Today’s guest post is by Peppercommer Matt Lester.
This is especially true in the case of Airbnb in San Francisco. I’m guessing they thought they’d win a head-nod from Joe Public by complaining, like we all occasionally do, about having to pay back taxes. They did it quite publicly with a slew of outdoor ads in San Francisco with statements like, “Dear Public Library System, We hope you use some of the $12 million in hotel taxes to keep the library open later. Love, Airbnb”.
Gosh, isn’t that amazing, a 25 billion dollar corporation paid some taxes. So did I, but I didn’t spend a tidy sum to whine about it in public while telling the city what to do with their money. And $12 million doesn’t add up to the king’s fortune like it used to. Martha Kenney, an assistant professor at San Francisco State University, pointed out that once you do the math on the portion that would actually go to libraries, then factor in salaries, etc., they stay open maybe another minute. Another billboard suggested the taxman not spend the entire $12 million in one place. On the next billboard; but if they did, spend it on burritos. Yes, they suggested burritos.
This is snarky arrogance on a whole new level. Snarky will not build trust. And Airbnb relies on a whole lot of trust for their system to work.
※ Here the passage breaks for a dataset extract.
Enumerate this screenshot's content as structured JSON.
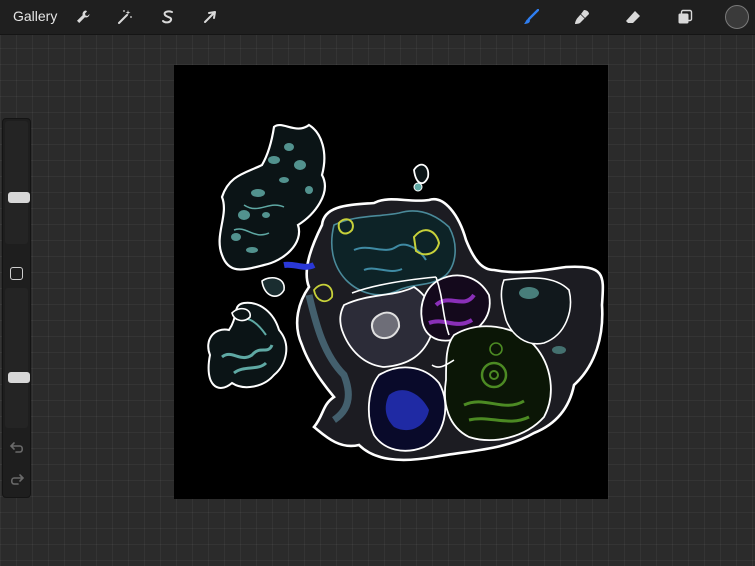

Trust on both sides, from the folks offering their precious homes to strangers and those strangers who are sleeping in an unknown bed.
Advertising has always been a great tool to start a dialogue. Smart marketers need to think the conversation all the way through before blundering onto the city landscape. In this case, the public responded, through various social media, swiftly and most decidedly. Airbnb lost control of the script and it didn’t end well. The posters and billboards are coming down along with some hard earned trust and respect. Sure, push boundaries. But you must always mitigate risk.
Airbnb’s tag line is, Belong Anywhere. This ad campaign did not belong anywhere and should not have left TBWA/Chiat/Day L.A., full stop.